This type of thinking is rooted in what used to be the norm. Sadly it also seems pervasive of National party thinking.
Will Wellington need four lanes to the planes when Air NZ may not even fly internationally out of Wellington. What does Air NZ’s down sizing by one third say of their long term aspirations and the number of international visits?
Lastly I want to talk of what I believe is the most important comment from Gen Zero; “We definitely want intergenerational justice, making sure young people are supported.”
This generation is already facing: an unsustainable superannuation scheme; mounting health costs and most likely an unsustainable health system; ameliorating the costs of climate change; and now repaying virus borrowing. The last thing they need is ill directed spending that could be better used to at least address one of the issues on the above list. What about de-carbonising the grid? Didn’t we use the last great depression to build power stations?
I agree with you except for Wellington’s ‘four lanes to the planes’ or the missing of SH 1between the Terrace and Mt Victoria tunnels to divert no essential traffic away from the central city area which needs to happen regardless of which way it is viewed.
There will never be a time like the next 2 weeks yet there is a telling zone of silence from the Council, Mayor and Councillors and AT.
They smugly rejoiced in their meaningless declaration of a climate emergency and post the odd social media suggesting one day we might close the lower part of Queen St. Now is the time to be bold.
It won’t take big money, huge infrastructure, just the few cones that NY did around Times Square.
If we don’t see the sort of action enlightened cities are taking, we must vote out those councillors next time around.
Pity about AT. They just show once again they are genuinely car-centric and the Mayor and Council are too lame to touch them.
This from today’s New York Times editorial. Anyone locally listening?
Has there ever been a better time to experiment with street closures? Recent smartphone location data compiled by
Streetlight Data showed that traffic has declined 83 percent in San Francisco, 77 percent in Washington, D.C., and 67 percent in New York.
In Oakland, Calif., Mayor Libby Schaaf is taking up the challenge.
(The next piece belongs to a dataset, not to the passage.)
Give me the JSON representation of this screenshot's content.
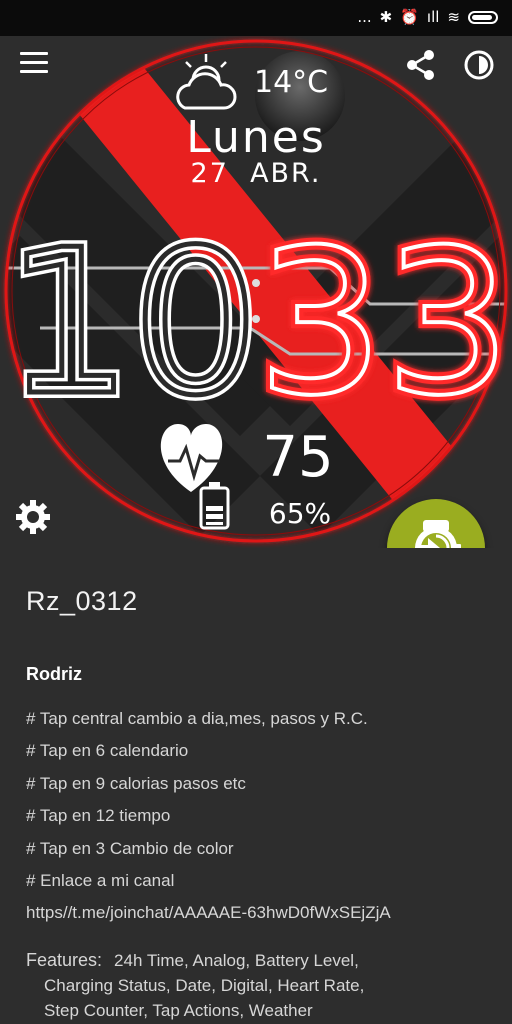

Oakland’s open streets initiative — which opened 74 miles of streets to pedestrians and cyclists this month — was particularly easy to carry out because the city used traffic data already collected for the creation of its bike lanes.“Traffic is wildly reduced and people are behaving in a kinder way, so it’s an ideal moment to roll out an initiative that’s about joy, repurposing the commons and health,” Ms. Schaaf said in an interview Thursday.
I agree with you completely.
What if Auckland was to embrace the bold move that Sao Paulo, one of the world’s biggest cities, has made? Close off a huge chunk of motorway during the day on Sunday. What about a lane of the Harbour Bridge to encourage cyclists/visitors into the city on just one day of the week.
Of course there will be all sorts of reasons why it can’t be done – hard to believe that we used to be a “can do” country.
You could close Queen St north of mayoral drive tomorrow, leaving just buses, cycles and emergency or delivery vehicles.
No one driving a private car would notice.